**Instructions for the task**
Check every line below, and copy those that include "복리후생".
#### Materials provided ####
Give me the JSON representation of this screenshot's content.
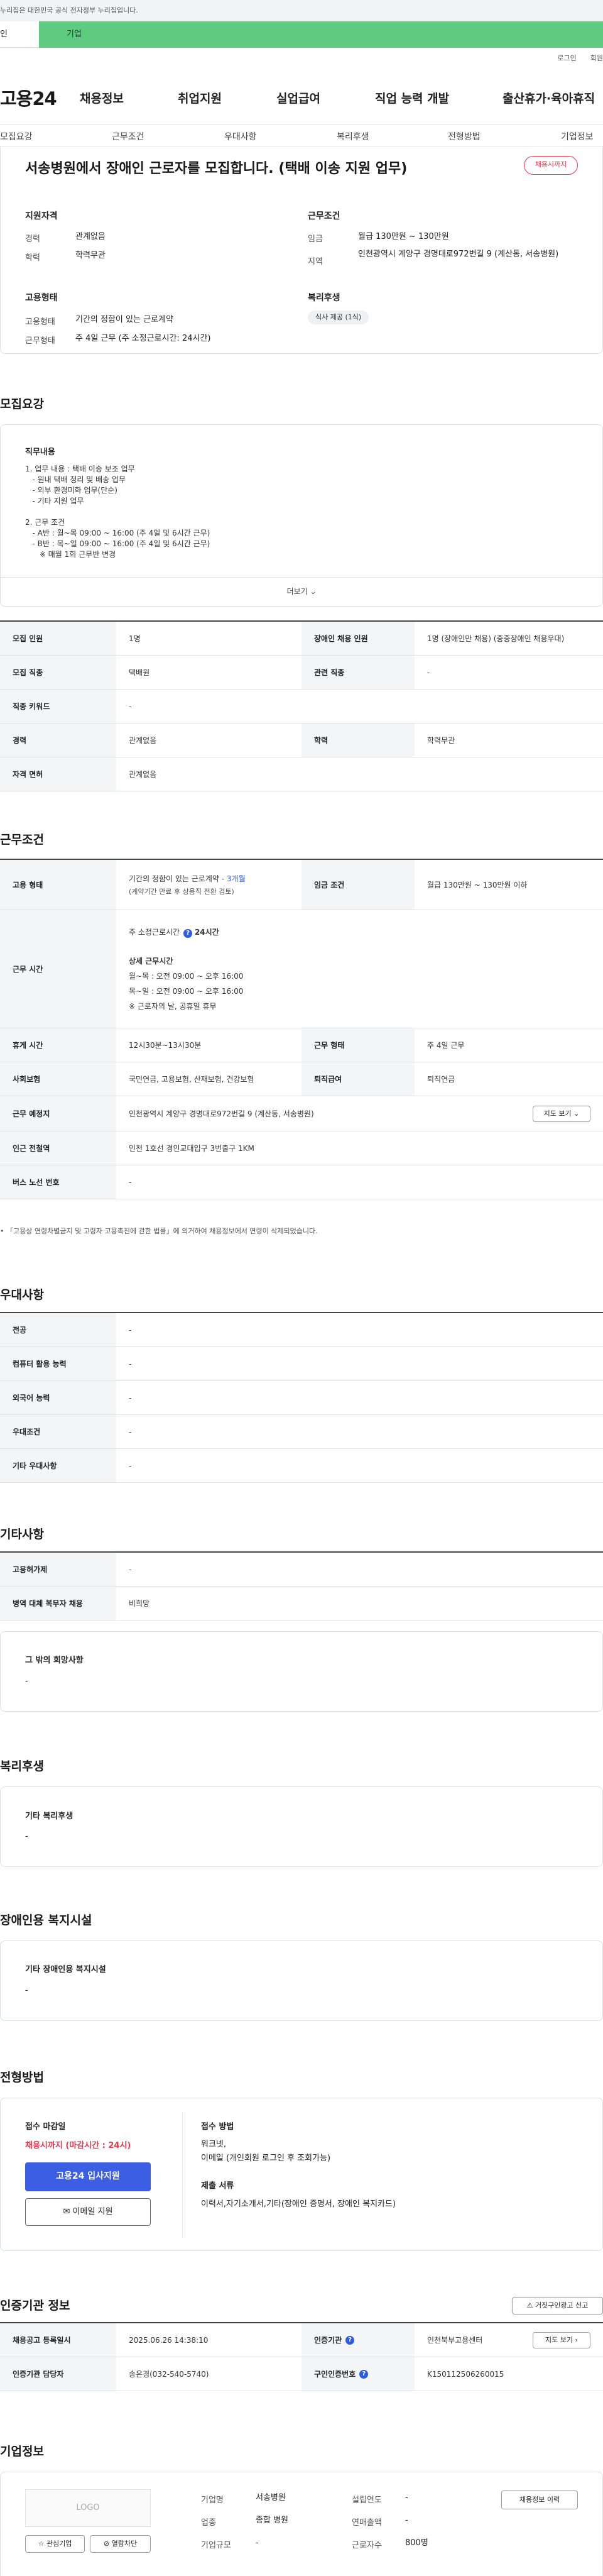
{
  "gov_banner": "누리집은 대한민국 공식 전자정부 누리집입니다.",
  "top_tabs": [
    "인",
    "기업"
  ],
  "util": [
    "로그인",
    "회원"
  ],
  "logo": "고용24",
  "gnb": [
    "채용정보",
    "취업지원",
    "실업급여",
    "직업 능력 개발",
    "출산휴가·육아휴직"
  ],
  "subnav": [
    "모집요강",
    "근무조건",
    "우대사항",
    "복리후생",
    "전형방법",
    "기업정보"
  ],
  "summary": {
    "title": "서송병원에서 장애인 근로자를 모집합니다. (택배 이송 지원 업무)",
    "badge": "채용시까지",
    "qual_heading": "지원자격",
    "career_label": "경력",
    "career_value": "관계없음",
    "edu_label": "학력",
    "edu_value": "학력무관",
    "work_heading": "근무조건",
    "wage_label": "임금",
    "wage_value": "월급 130만원 ~ 130만원",
    "region_label": "지역",
    "region_value": "인천광역시 계양구 경명대로972번길 9 (계산동, 서송병원)",
    "emp_heading": "고용형태",
    "emp_type_label": "고용형태",
    "emp_type_value": "기간의 정함이 있는 근로계약",
    "work_form_label": "근무형태",
    "work_form_value": "주 4일 근무 (주 소정근로시간: 24시간)",
    "welfare_heading": "복리후생",
    "welfare_chip": "식사 제공 (1식)"
  },
  "recruit": {
    "section_title": "모집요강",
    "duty_heading": "직무내용",
    "duty_text": "1. 업무 내용 : 택배 이송 보조 업무\n   - 원내 택배 정리 및 배송 업무\n   - 외부 환경미화 업무(단순)\n   - 기타 지원 업무\n\n2. 근무 조건\n   - A반 : 월~목 09:00 ~ 16:00 (주 4일 및 6시간 근무)\n   - B반 : 목~일 09:00 ~ 16:00 (주 4일 및 6시간 근무)\n      ※ 매월 1회 근무반 변경",
    "more": "더보기",
    "table": [
      {
        "h1": "모집 인원",
        "v1": "1명",
        "h2": "장애인 채용 인원",
        "v2": "1명 (장애인만 채용) (중증장애인 채용우대)"
      },
      {
        "h1": "모집 직종",
        "v1": "택배원",
        "h2": "관련 직종",
        "v2": "-"
      },
      {
        "h1": "직종 키워드",
        "v1": "-"
      },
      {
        "h1": "경력",
        "v1": "관계없음",
        "h2": "학력",
        "v2": "학력무관"
      },
      {
        "h1": "자격 면허",
        "v1": "관계없음"
      }
    ]
  },
  "conditions": {
    "section_title": "근무조건",
    "emp_type_label": "고용 형태",
    "emp_type_value": "기간의 정함이 있는 근로계약 - ",
    "emp_type_months": "3개월",
    "emp_type_note": "(계약기간 만료 후 상용직 전환 검토)",
    "wage_label": "임금 조건",
    "wage_value": "월급 130만원 ~ 130만원 이하",
    "hours_label": "근무 시간",
    "hours_weekly": "주 소정근로시간",
    "hours_weekly_value": "24시간",
    "hours_detail_heading": "상세 근무시간",
    "hours_lines": [
      "월~목 : 오전 09:00 ~ 오후 16:00",
      "목~일 : 오전 09:00 ~ 오후 16:00",
      "※ 근로자의 날, 공휴일 휴무"
    ],
    "rest_label": "휴게 시간",
    "rest_value": "12시30분~13시30분",
    "form_label": "근무 형태",
    "form_value": "주 4일 근무",
    "insurance_label": "사회보험",
    "insurance_value": "국민연금, 고용보험, 산재보험, 건강보험",
    "severance_label": "퇴직급여",
    "severance_value": "퇴직연금",
    "place_label": "근무 예정지",
    "place_value": "인천광역시 계양구 경명대로972번길 9 (계산동, 서송병원)",
    "map_button": "지도 보기",
    "station_label": "인근 전철역",
    "station_value": "인천 1호선 경인교대입구 3번출구 1KM",
    "bus_label": "버스 노선 번호",
    "bus_value": "-",
    "footnote": "「고용상 연령차별금지 및 고령자 고용촉진에 관한 법률」에 의거하여 채용정보에서 연령이 삭제되었습니다."
  },
  "preference": {
    "section_title": "우대사항",
    "rows": [
      {
        "label": "전공",
        "value": "-"
      },
      {
        "label": "컴퓨터 활용 능력",
        "value": "-"
      },
      {
        "label": "외국어 능력",
        "value": "-"
      },
      {
        "label": "우대조건",
        "value": "-"
      },
      {
        "label": "기타 우대사항",
        "value": "-"
      }
    ]
  },
  "etc": {
    "section_title": "기타사항",
    "rows": [
      {
        "label": "고용허가제",
        "value": "-"
      },
      {
        "label": "병역 대체 복무자 채용",
        "value": "비희망"
      }
    ],
    "other_heading": "그 밖의 희망사항",
    "other_value": "-"
  },
  "welfare": {
    "section_title": "복리후생",
    "heading": "기타 복리후생",
    "value": "-"
  },
  "disabled": {
    "section_title": "장애인용 복지시설",
    "heading": "기타 장애인용 복지시설",
    "value": "-"
  },
  "selection": {
    "section_title": "전형방법",
    "deadline_heading": "접수 마감일",
    "deadline_value": "채용시까지 (마감시간 : 24시)",
    "apply_button": "고용24 입사지원",
    "email_button": "이메일 지원",
    "method_heading": "접수 방법",
    "method_lines": [
      "워크넷,",
      "이메일 (개인회원 로그인 후 조회가능)"
    ],
    "docs_heading": "제출 서류",
    "docs_value": "이력서,자기소개서,기타(장애인 증명서, 장애인 복지카드)"
  },
  "cert": {
    "section_title": "인증기관 정보",
    "report_button": "거짓구인광고 신고",
    "reg_label": "채용공고 등록일시",
    "reg_value": "2025.06.26 14:38:10",
    "agency_label": "인증기관",
    "agency_value": "인천북부고용센터",
    "agency_button": "지도 보기",
    "manager_label": "인증기관 담당자",
    "manager_value": "송은경(032-540-5740)",
    "cert_no_label": "구인인증번호",
    "cert_no_value": "K150112506260015"
  },
  "company": {
    "section_title": "기업정보",
    "logo_placeholder": "LOGO",
    "interest_button": "관심기업",
    "block_button": "열람차단",
    "history_button": "채용정보 이력",
    "fields": [
      {
        "label": "기업명",
        "value": "서송병원",
        "label2": "설립연도",
        "value2": "-"
      },
      {
        "label": "업종",
        "value": "종합 병원",
        "label2": "연매출액",
        "value2": "-"
      },
      {
        "label": "기업규모",
        "value": "-",
        "label2": "근로자수",
        "value2": "800명"
      }
    ]
  }
}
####
**Answer for the task**
    "복리후생",
    "welfare_heading": "복리후생",
    "section_title": "복리후생",
    "heading": "기타 복리후생",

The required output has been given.